Finally we come to “Note For Note,” the last adventure in Book II: Through the Alps. This chapter sees a kidnapping of a celebrity, the uncovering of an ancient torso that players will have to lug around with them, the first true appearance of the big bad cult of the collection, and the rise of fascism (and thus Benito Mussolini). It’s a truly bizarre adventure, but one that is a lot of fun and highlights the unique nature of this campaign with strange spells and enemies all over Milan. The chapter ends with a confrontation that is as much about stealth and guile as it is physical/magical confrontation. Book II ends on less than a happy note, but we still have two more books of nothing but adventure material to go. The last thirty pages of the book are maps and handouts, which may be intense for some of you who have never run a campaign of this size before, but I love the sheer amount of tactile extras I’ll get to dispense to people.

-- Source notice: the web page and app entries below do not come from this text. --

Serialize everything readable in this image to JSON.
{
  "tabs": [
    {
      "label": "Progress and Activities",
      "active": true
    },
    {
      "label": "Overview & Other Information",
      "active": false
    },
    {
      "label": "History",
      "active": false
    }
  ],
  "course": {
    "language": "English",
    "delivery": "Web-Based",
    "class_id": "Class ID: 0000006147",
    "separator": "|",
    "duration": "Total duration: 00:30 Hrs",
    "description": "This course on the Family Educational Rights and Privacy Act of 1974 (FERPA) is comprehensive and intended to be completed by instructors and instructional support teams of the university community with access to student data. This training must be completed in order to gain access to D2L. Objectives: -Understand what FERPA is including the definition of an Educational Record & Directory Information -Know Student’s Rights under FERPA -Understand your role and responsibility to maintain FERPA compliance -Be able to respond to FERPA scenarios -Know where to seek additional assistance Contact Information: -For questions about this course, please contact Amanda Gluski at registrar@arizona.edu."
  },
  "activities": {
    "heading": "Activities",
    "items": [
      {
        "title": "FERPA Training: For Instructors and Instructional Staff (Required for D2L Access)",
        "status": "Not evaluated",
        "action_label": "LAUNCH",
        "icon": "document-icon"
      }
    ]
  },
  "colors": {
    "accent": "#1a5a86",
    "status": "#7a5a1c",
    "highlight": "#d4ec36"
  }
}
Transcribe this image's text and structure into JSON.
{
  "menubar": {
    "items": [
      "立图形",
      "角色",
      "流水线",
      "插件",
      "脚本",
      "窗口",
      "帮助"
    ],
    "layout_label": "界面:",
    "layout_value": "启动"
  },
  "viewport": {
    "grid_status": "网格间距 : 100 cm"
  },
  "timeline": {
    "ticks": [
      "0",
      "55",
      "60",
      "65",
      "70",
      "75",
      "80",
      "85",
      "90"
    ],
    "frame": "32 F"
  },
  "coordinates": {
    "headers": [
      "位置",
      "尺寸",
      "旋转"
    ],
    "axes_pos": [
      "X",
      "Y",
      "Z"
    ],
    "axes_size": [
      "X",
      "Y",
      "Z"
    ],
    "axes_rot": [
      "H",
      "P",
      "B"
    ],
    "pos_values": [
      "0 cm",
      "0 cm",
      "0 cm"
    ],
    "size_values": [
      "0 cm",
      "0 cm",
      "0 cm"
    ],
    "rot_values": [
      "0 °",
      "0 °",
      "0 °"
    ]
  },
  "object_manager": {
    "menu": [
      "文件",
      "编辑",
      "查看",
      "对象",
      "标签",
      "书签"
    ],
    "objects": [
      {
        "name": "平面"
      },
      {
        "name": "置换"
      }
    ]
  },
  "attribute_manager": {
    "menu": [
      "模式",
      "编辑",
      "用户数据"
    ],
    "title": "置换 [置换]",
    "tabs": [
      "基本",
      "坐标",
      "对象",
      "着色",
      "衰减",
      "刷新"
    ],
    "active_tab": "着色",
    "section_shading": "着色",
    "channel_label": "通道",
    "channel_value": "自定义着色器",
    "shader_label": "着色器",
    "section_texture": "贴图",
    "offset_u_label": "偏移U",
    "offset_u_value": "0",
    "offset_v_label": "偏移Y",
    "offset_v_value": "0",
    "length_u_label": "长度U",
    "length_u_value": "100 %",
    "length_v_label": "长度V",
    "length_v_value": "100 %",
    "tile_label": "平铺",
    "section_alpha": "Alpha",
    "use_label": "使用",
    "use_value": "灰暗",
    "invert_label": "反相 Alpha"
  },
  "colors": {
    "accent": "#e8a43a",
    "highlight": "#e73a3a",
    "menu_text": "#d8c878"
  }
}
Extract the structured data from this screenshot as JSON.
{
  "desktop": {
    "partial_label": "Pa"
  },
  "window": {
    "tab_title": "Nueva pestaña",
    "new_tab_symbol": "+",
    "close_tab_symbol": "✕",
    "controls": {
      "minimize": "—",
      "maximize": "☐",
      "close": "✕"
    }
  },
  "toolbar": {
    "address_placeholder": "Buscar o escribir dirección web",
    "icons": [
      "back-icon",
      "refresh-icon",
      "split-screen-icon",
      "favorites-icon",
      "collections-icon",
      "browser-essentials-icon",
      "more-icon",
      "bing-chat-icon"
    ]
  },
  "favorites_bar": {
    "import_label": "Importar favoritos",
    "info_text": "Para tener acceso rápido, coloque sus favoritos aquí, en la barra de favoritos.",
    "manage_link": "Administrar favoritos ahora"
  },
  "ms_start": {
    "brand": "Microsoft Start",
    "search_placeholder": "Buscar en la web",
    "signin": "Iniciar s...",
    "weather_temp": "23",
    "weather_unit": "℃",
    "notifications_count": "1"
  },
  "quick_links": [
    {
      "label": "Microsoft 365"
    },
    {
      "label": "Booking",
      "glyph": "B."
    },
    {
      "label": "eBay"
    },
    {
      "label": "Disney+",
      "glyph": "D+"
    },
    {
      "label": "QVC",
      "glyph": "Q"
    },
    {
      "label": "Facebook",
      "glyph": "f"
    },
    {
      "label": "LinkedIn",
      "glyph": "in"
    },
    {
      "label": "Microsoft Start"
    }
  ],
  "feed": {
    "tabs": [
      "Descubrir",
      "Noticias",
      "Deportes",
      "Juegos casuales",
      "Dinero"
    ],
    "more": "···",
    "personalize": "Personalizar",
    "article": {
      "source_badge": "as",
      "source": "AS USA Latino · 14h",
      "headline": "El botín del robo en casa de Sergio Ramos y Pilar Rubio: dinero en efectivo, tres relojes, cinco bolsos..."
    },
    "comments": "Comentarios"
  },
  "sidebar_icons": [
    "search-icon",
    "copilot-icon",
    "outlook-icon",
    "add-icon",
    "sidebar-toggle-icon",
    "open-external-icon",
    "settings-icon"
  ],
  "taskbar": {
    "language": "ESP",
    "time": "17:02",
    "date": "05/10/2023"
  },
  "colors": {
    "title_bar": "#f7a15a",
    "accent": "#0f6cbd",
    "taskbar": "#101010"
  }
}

Overall, I’m still very happy with the remake of Horror on the Orient Express. The two new adventures in Book II add roughly one hundred pages of fresh content to the campaign, which is insanely awesome. Both adventures are optional so you can still run the classic campaign if you choose. Everything still plays wonderfully although it’s going to take a Keeper of experience and skill to make “The Dreamlands Express” live up to its potential. If you’re a Kickstarter backer, than you already know you’re getting your money’s worth from just these proofs. If you didn’t back Horror on the Orient Express back when the campaign was going, hopefully these two previews, as well as the two to come, have you itching to throw money at Chaosium for the end product.